- **Required action**: Going line by line through the entries below, note each one with "kind", then report how many there are and nothing else.

»»

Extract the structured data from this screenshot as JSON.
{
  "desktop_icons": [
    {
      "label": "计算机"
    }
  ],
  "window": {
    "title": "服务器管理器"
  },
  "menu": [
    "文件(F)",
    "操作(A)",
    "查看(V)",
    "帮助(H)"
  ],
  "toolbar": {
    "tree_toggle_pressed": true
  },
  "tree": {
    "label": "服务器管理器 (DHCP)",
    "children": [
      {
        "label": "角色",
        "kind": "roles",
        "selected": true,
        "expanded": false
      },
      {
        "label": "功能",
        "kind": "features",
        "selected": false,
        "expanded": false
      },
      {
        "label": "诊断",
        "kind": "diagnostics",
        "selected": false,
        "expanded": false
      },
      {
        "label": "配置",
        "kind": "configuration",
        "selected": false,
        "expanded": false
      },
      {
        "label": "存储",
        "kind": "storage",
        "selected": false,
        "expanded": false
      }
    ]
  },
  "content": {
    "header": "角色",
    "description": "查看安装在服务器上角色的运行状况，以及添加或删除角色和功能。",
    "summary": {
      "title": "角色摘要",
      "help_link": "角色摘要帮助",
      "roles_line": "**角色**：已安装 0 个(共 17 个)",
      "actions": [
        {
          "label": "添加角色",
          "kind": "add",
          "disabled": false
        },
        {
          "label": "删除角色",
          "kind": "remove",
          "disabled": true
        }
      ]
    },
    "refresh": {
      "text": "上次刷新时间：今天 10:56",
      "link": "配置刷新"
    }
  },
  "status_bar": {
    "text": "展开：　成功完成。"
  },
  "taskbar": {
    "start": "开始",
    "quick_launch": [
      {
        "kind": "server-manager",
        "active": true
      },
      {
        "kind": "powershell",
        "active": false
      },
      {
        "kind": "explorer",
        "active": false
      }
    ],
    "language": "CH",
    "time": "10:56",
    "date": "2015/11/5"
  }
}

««

- **Response to this task**: 10